“But pro-vaccine campaigns can be used to move the needle and encourage some fence-seekers who are still undecided about vaccines to vaccinate,” Bradshaw said.
They can also encourage pro-vaxxers to share vaccine-positive messages that may influence others in their peer network to make similar choices by helping to normalize vaccination, she said.
Effective pro-vaccine messages are two-sided
Since COVID-19, the topic of vaccination has become more politicized, and pro-vaxxers are more hesitant to engage in the topic, especially on social platforms, due to worries over controversy or the perception that deciding to vaccinate is a personal choice, Bradshaw said.
“Thus, effective pro-vaccine messages should seek to be two-sided and encourage a dialogue rather than being shaming or moralistic,” she said.
The participants in Bradshaw’s third study, who all identified as pro-vaccine, disliked messages that had a moralistic undertone or shaming message, such as “Everyone who is smart vaccinates without question,” she said.
“In fact, they related more to the idea that good parents do ask questions – and seek credible sources to answer those questions,” she said.
Bradshaw said she learned that messages centered on personal health benefits tend to be more effective in promoting childhood vaccination than those that encourage individuals to vaccinate for the sake of others in the community.
“These messages should be grounded in research and point users to credible links/sources to do additional research, particularly for those who tend to process information more centrally and who want to access more than peripheral cues about vaccination,” she said.
Stakeholder buy-in and credibility are critical
Before undertaking a vaccine campaign on social media, Bradshaw advises that the effort should be carefully thought-out and strategized, garnering buy-in from major stakeholder groups.
“In the case of the #DoctorsSpeakUp campaign, the voices of the medical community were quickly drowned out by anti-vaccine advocates, and only a small minority of tweets studied – less than 17% – originated from pro-vaccine doctors, despite the campaign’s original intent to bring the medical community together to promote vaccines,” she said.
Bradshaw said the campaign could have been more successful if organizations such as the American Medical Association, American Academy of Pediatrics and the Centers for Disease Control and Prevention had endorsed it, actively participated in it and encouraged their members to do the same.
“Interestingly, at the time of data collection in Study 1, most of the aforementioned organizations, state health departments, universities and other major medical entities were silent and not publishing paid vaccine content on Facebook, which was a bit surprising due to the timing and context of the research (March-May 2020),” she said.
Study 1 also revealed that 26% – of a sample size of 41 – of advertisers representing an array of vaccine stances were individual political candidates or their political campaign representatives, Bradshaw said.

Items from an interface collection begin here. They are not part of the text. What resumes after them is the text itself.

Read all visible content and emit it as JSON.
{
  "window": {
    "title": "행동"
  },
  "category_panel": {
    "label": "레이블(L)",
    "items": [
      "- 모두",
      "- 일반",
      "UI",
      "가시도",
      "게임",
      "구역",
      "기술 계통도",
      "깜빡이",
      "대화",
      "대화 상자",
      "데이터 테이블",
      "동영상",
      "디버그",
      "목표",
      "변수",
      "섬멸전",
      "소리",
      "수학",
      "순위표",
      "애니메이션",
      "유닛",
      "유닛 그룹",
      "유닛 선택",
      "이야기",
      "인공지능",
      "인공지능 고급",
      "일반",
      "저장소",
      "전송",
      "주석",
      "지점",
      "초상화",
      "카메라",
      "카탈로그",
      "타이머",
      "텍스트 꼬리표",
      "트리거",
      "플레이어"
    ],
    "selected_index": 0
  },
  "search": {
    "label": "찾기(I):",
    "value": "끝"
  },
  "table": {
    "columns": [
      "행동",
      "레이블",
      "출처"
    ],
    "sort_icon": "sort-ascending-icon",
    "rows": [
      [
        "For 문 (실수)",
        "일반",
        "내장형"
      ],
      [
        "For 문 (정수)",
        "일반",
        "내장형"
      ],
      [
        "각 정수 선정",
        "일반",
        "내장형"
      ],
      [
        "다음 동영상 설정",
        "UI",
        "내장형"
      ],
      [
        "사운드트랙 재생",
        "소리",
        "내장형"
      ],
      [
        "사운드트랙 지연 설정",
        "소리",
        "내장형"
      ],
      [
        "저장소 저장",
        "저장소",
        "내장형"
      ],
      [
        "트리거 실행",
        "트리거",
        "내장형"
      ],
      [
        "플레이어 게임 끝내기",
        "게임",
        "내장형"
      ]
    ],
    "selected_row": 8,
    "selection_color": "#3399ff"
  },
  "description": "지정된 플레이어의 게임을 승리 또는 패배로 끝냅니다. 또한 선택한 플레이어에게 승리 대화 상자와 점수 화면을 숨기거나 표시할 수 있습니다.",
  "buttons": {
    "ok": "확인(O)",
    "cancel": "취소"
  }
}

This may have contributed to the continued politicization of vaccines, including the COVID-19 vaccine, which was not available at the time.
“In short, despite the potential backlash, there is an important role for medical professionals and organizations to play in communicating about vaccines on social media,” she said.
By LaReeca Rucker